Cindy Yurth

Cindy Yurth is the Tséyi' Bureau reporter, covering the Central Agency of the Navajo Nation. Her other beats include agriculture and Arizona state politics. She holds a bachelor’s degree in technical journalism from Colorado State University with a cognate in geology.

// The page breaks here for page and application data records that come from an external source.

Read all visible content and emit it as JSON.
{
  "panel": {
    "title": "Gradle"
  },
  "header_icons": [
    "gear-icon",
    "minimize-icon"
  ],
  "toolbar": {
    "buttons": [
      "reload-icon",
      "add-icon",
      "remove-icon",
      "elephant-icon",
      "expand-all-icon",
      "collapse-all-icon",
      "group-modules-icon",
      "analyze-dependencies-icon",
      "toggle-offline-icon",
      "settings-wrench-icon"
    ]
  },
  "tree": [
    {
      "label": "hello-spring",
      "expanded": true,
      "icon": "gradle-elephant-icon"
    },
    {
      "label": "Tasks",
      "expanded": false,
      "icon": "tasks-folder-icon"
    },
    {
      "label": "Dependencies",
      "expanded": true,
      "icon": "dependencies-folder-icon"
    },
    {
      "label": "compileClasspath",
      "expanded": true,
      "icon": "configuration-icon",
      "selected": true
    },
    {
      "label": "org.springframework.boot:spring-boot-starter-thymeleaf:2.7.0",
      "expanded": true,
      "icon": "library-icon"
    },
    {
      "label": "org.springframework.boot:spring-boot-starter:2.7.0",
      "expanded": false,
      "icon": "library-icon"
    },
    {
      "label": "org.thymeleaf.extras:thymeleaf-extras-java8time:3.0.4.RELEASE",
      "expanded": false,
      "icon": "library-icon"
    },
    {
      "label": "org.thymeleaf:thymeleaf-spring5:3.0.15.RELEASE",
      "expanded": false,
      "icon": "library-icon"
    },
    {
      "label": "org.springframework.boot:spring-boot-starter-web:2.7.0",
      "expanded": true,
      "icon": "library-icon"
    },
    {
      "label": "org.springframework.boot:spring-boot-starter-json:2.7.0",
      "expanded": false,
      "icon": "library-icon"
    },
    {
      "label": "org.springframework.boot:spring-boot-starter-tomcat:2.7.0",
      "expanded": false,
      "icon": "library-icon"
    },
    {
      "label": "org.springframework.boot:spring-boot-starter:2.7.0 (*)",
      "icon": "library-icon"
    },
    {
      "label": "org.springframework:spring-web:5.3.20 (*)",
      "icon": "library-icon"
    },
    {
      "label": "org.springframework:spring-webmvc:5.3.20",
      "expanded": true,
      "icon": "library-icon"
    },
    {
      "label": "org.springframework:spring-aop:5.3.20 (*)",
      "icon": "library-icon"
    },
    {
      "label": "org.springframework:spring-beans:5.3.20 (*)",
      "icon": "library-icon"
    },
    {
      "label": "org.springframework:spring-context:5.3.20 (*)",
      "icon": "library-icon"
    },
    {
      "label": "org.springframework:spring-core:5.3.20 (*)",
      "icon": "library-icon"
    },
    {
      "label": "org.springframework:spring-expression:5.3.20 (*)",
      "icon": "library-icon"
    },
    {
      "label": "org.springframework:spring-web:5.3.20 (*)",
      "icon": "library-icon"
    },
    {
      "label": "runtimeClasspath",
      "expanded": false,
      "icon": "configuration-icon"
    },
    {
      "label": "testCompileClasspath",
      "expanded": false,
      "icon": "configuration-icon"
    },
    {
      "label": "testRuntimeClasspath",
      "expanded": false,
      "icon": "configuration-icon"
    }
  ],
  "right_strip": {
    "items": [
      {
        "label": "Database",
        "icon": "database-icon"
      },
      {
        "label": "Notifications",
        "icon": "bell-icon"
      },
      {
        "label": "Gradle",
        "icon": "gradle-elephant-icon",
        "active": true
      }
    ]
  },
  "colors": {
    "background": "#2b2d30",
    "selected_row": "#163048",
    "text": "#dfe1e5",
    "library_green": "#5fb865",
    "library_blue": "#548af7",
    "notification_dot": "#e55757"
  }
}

She has been in the news business since 1980 and with the Navajo Times since 2005, and is the author of “Exploring the Navajo Nation Chapter by Chapter.” She can be reached at